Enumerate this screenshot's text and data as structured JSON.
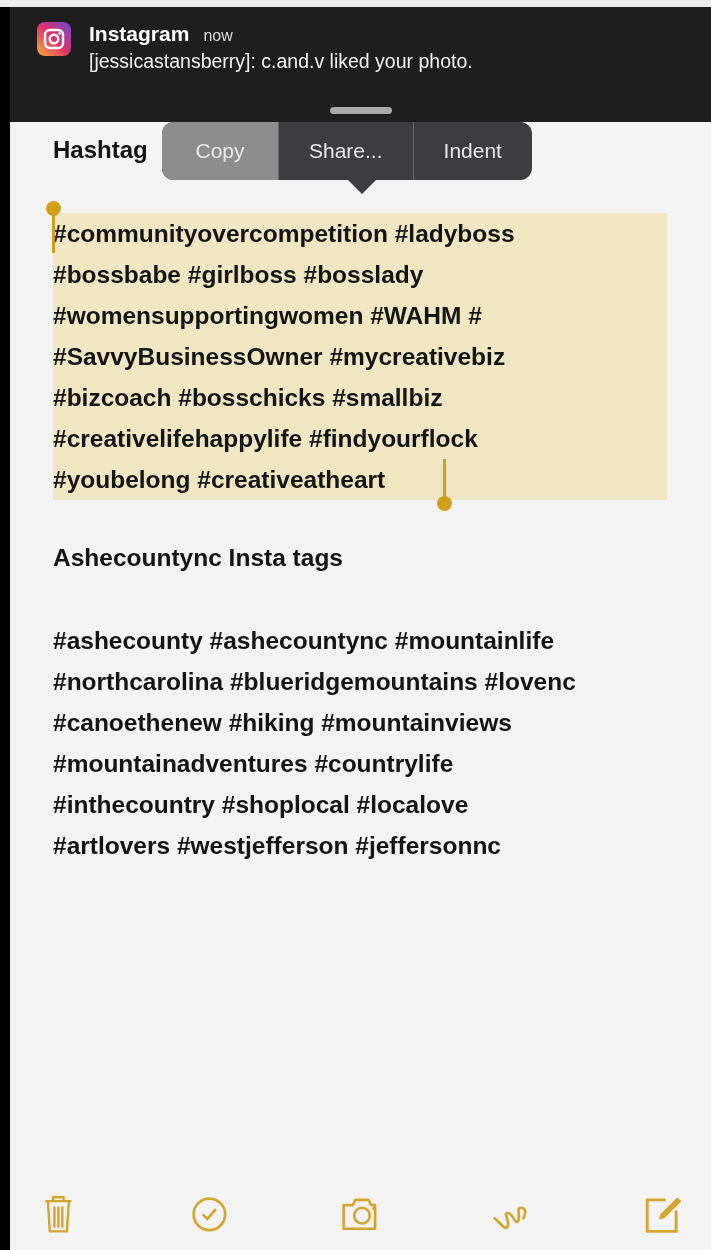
{
  "notification": {
    "app": "Instagram",
    "time": "now",
    "message": "[jessicastansberry]: c.and.v liked your photo."
  },
  "edit_menu": [
    {
      "label": "Copy",
      "pressed": true
    },
    {
      "label": "Share...",
      "pressed": false
    },
    {
      "label": "Indent",
      "pressed": false
    }
  ],
  "note": {
    "title": "Hashtag",
    "blocks": [
      {
        "kind": "paragraph",
        "selected": true,
        "lines": [
          "#communityovercompetition #ladyboss",
          "#bossbabe #girlboss #bosslady",
          "#womensupportingwomen #WAHM #",
          "#SavvyBusinessOwner #mycreativebiz",
          "#bizcoach #bosschicks #smallbiz",
          "#creativelifehappylife #findyourflock",
          "#youbelong #creativeatheart"
        ]
      },
      {
        "kind": "heading",
        "selected": false,
        "lines": [
          "Ashecountync Insta tags"
        ]
      },
      {
        "kind": "paragraph",
        "selected": false,
        "lines": [
          "#ashecounty #ashecountync #mountainlife",
          "#northcarolina #blueridgemountains #lovenc",
          "#canoethenew #hiking #mountainviews",
          "#mountainadventures #countrylife",
          "#inthecountry #shoplocal #localove",
          "#artlovers #westjefferson #jeffersonnc"
        ]
      }
    ]
  },
  "toolbar": [
    {
      "kind": "trash"
    },
    {
      "kind": "checklist"
    },
    {
      "kind": "camera"
    },
    {
      "kind": "sketch"
    },
    {
      "kind": "compose"
    }
  ]
}
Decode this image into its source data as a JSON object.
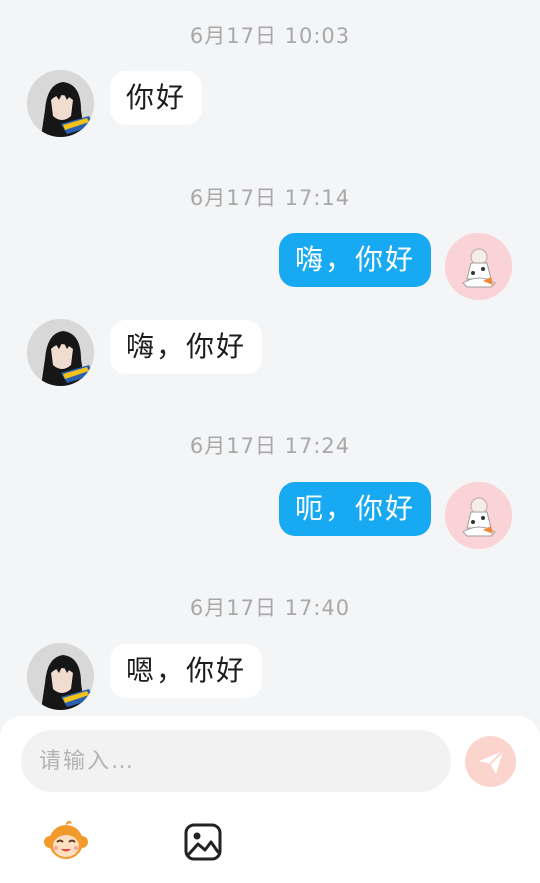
{
  "messages": [
    {
      "timestamp": "6月17日 10:03",
      "sender": "other",
      "text": "你好"
    },
    {
      "timestamp": "6月17日 17:14",
      "sender": "self",
      "text": "嗨，你好"
    },
    {
      "timestamp": null,
      "sender": "other",
      "text": "嗨，你好"
    },
    {
      "timestamp": "6月17日 17:24",
      "sender": "self",
      "text": "呃，你好"
    },
    {
      "timestamp": "6月17日 17:40",
      "sender": "other",
      "text": "嗯，你好"
    }
  ],
  "composer": {
    "placeholder": "请输入…",
    "send_icon": "paper-plane-icon",
    "emoji_icon": "monkey-emoji-icon",
    "image_icon": "image-icon"
  },
  "colors": {
    "background": "#f4f5f7",
    "outgoing_bubble": "#17a9f2",
    "incoming_bubble": "#ffffff",
    "timestamp": "#a8a8a8",
    "send_button": "#fbd4cd"
  }
}
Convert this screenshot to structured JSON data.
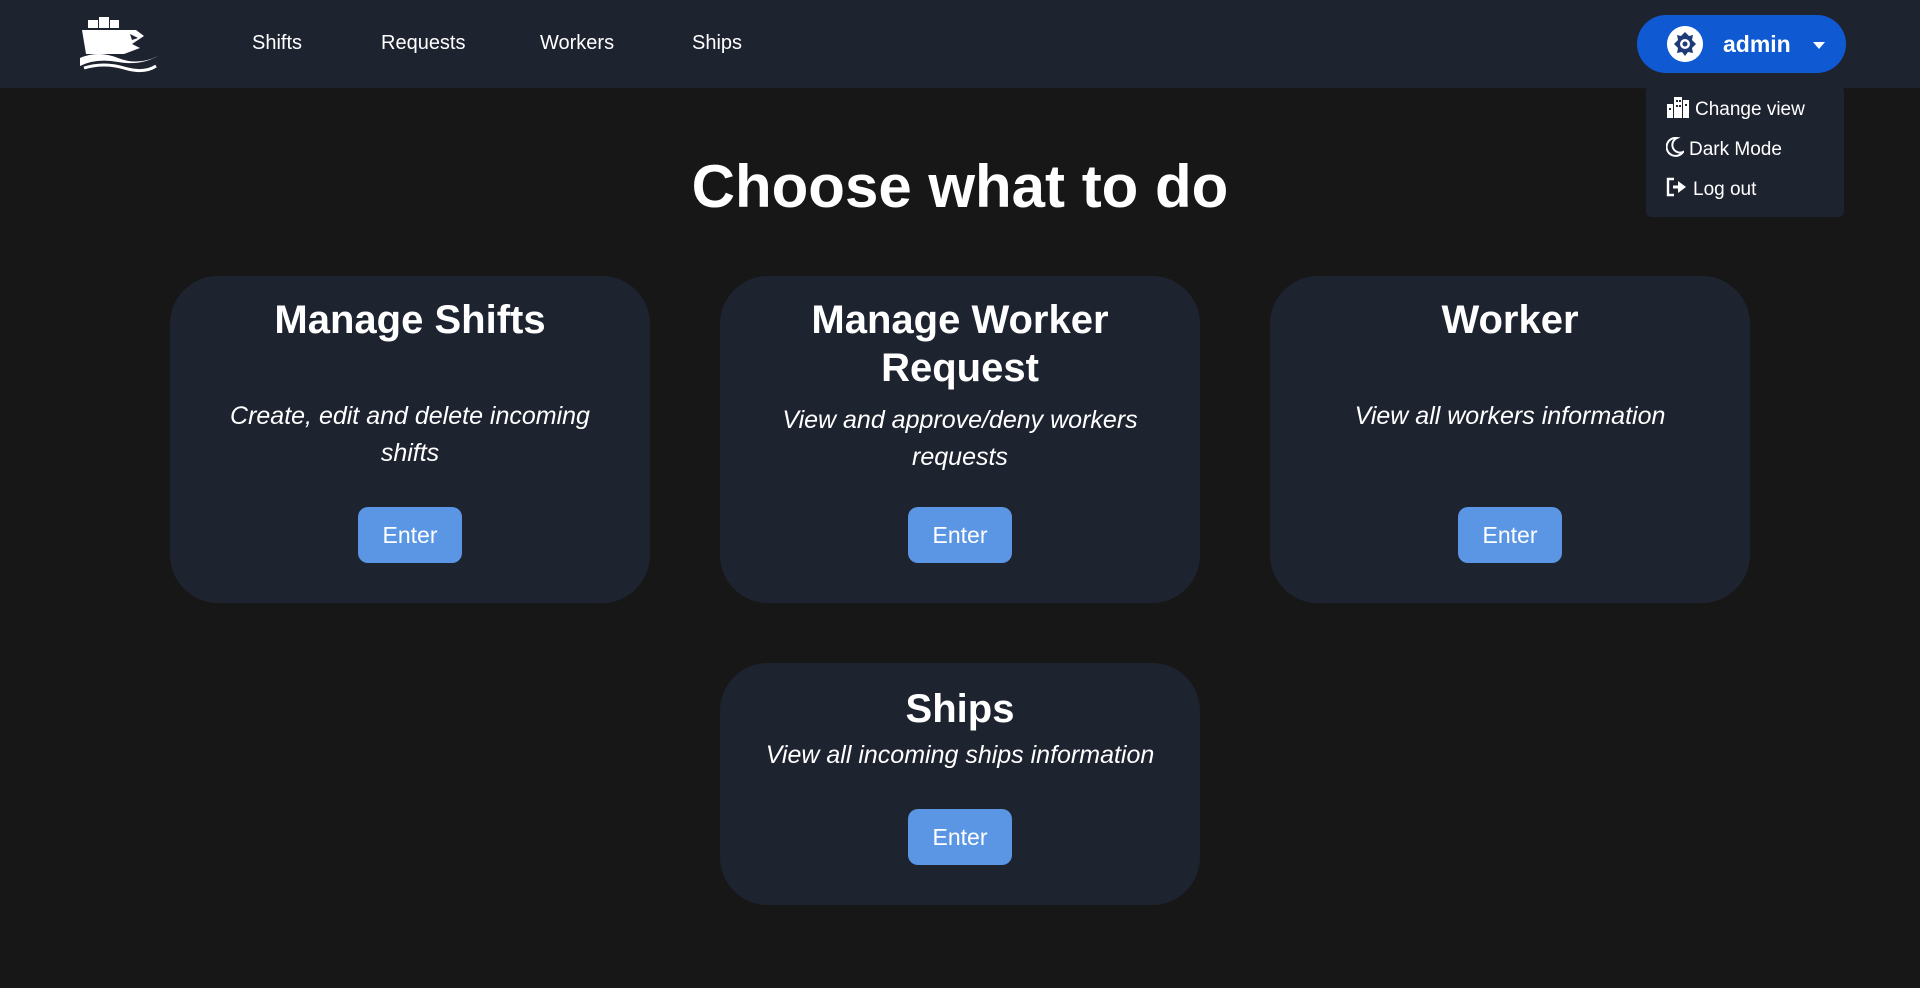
{
  "nav": {
    "links": [
      "Shifts",
      "Requests",
      "Workers",
      "Ships"
    ]
  },
  "user": {
    "name": "admin",
    "menu": [
      "Change view",
      "Dark Mode",
      "Log out"
    ]
  },
  "page": {
    "title": "Choose what to do"
  },
  "cards": [
    {
      "title": "Manage Shifts",
      "description": "Create, edit and delete incoming shifts",
      "button": "Enter"
    },
    {
      "title": "Manage Worker Request",
      "description": "View and approve/deny workers requests",
      "button": "Enter"
    },
    {
      "title": "Worker",
      "description": "View all workers information",
      "button": "Enter"
    },
    {
      "title": "Ships",
      "description": "View all incoming ships information",
      "button": "Enter"
    }
  ],
  "icons": {
    "logo": "ship-shark-logo",
    "menu": [
      "building-icon",
      "moon-icon",
      "logout-icon"
    ],
    "avatar": "avatar-emblem"
  },
  "colors": {
    "background": "#171717",
    "navbar": "#1e2330",
    "card": "#1e2330",
    "user_button": "#0f5ad2",
    "enter_button": "#5a96e3"
  }
}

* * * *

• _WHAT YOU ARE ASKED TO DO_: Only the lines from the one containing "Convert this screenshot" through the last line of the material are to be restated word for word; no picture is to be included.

• _RESPONSE AREA_:
Convert this screenshot to structured JSON data.
{
  "nav": {
    "links": [
      "Shifts",
      "Requests",
      "Workers",
      "Ships"
    ]
  },
  "user": {
    "name": "admin",
    "menu": [
      "Change view",
      "Dark Mode",
      "Log out"
    ]
  },
  "page": {
    "title": "Choose what to do"
  },
  "cards": [
    {
      "title": "Manage Shifts",
      "description": "Create, edit and delete incoming shifts",
      "button": "Enter"
    },
    {
      "title": "Manage Worker Request",
      "description": "View and approve/deny workers requests",
      "button": "Enter"
    },
    {
      "title": "Worker",
      "description": "View all workers information",
      "button": "Enter"
    },
    {
      "title": "Ships",
      "description": "View all incoming ships information",
      "button": "Enter"
    }
  ],
  "icons": {
    "logo": "ship-shark-logo",
    "menu": [
      "building-icon",
      "moon-icon",
      "logout-icon"
    ],
    "avatar": "avatar-emblem"
  },
  "colors": {
    "background": "#171717",
    "navbar": "#1e2330",
    "card": "#1e2330",
    "user_button": "#0f5ad2",
    "enter_button": "#5a96e3"
  }
}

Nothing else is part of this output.